The United States on Friday imposed new sanctions on Cuba over its support for Venezuelan President Nicolas Maduro and its human rights record at home.
The Department of Commerce said in a statement that it is revoking existing licenses for aircraft leases to Cuban state-owned airlines and will deny future applications for aircraft leases.
The US will also expand sanctions to include more foreign goods containing US content and impose additional restrictions on exports to the Cuban government, the statement said.
“This action by the Commerce Department sends another clear message to the Cuban regime – that they must immediately cease their destructive behavior at home and abroad,” said Secretary of Commerce Wilbur Ross.
Last month the US imposed sanctions on Cuba’s Raul Castro, along with his children for his support of Maduro.

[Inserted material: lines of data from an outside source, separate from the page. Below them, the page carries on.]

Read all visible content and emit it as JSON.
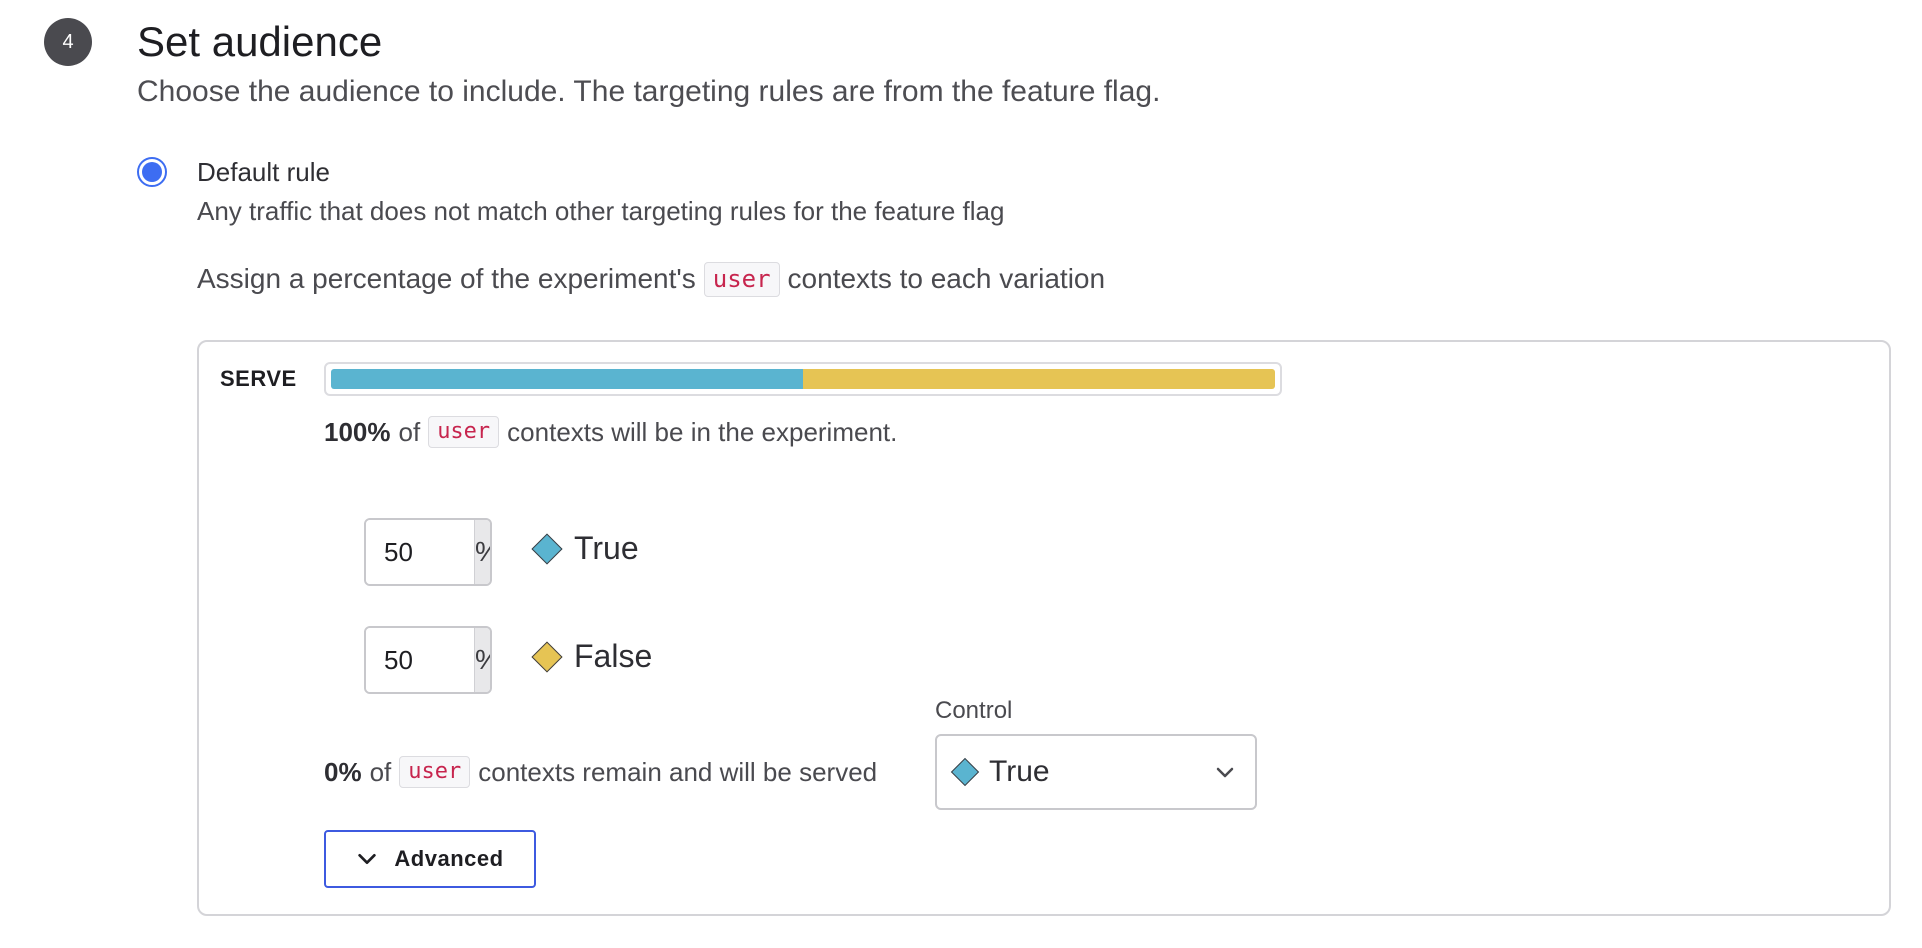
{
  "step": {
    "number": "4",
    "title": "Set audience",
    "description": "Choose the audience to include. The targeting rules are from the feature flag."
  },
  "default_rule": {
    "label": "Default rule",
    "description": "Any traffic that does not match other targeting rules for the feature flag",
    "selected": true
  },
  "assign": {
    "prefix": "Assign a percentage of the experiment's",
    "context_kind": "user",
    "suffix": "contexts to each variation"
  },
  "serve": {
    "label": "SERVE",
    "split_bar": [
      {
        "variation": "True",
        "percent": 50,
        "color": "#5ab4d0"
      },
      {
        "variation": "False",
        "percent": 50,
        "color": "#e6c454"
      }
    ],
    "included": {
      "percent": "100%",
      "of": "of",
      "context_kind": "user",
      "suffix": "contexts will be in the experiment."
    },
    "variations": [
      {
        "value": "50",
        "suffix": "%",
        "name": "True",
        "color": "#5ab4d0"
      },
      {
        "value": "50",
        "suffix": "%",
        "name": "False",
        "color": "#e6c454"
      }
    ],
    "remaining": {
      "percent": "0%",
      "of": "of",
      "context_kind": "user",
      "suffix": "contexts remain and will be served"
    },
    "control": {
      "label": "Control",
      "selected": "True",
      "color": "#5ab4d0"
    },
    "advanced_label": "Advanced"
  }
}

‘Unfair and genocidal’
Cuban President Miguel Diaz-Canel rejected the decision, calling it “inhumane, cruel, unfair and genocidal” in a post on Twitter.
#US announces new measures tightening blockade on #Cuba. This action expresses impotence, moral degradation and imperial contempt. It's an inhuman, cruel, unjust and genocidal act that we strongly reject. We will not give in and shall give a sovereign response. pic.twitter.com/cux5K1F8KO
— Miguel Díaz-Canel Bermúdez (@DiazCanelB) October 18, 2019
In a separate statement, the US State Department criticised Cuba for its detention of dissident Jose Daniel Ferrer, calling on Havana to disclose his whereabouts, treat him humanely and release him without condition.
Ferrer, a prominent figure who leads the Patriotic Union of Cuba (UNPACU), was arrested in Santiago de Cuba on October 1 after a police raid on his home, which is also the group’s headquarters.
Cuba’s government does not typically discuss police activity, including the detention of dissidents, who Havana dismisses as provocateurs funded by the US.
Relations between Cuba and the US have deteriorated under President Donald Trump.
Trump has stopped short of breaking off diplomatic relations with Cuba restored by then-President Barack Obama in 2015 after more than 50 years of hostility.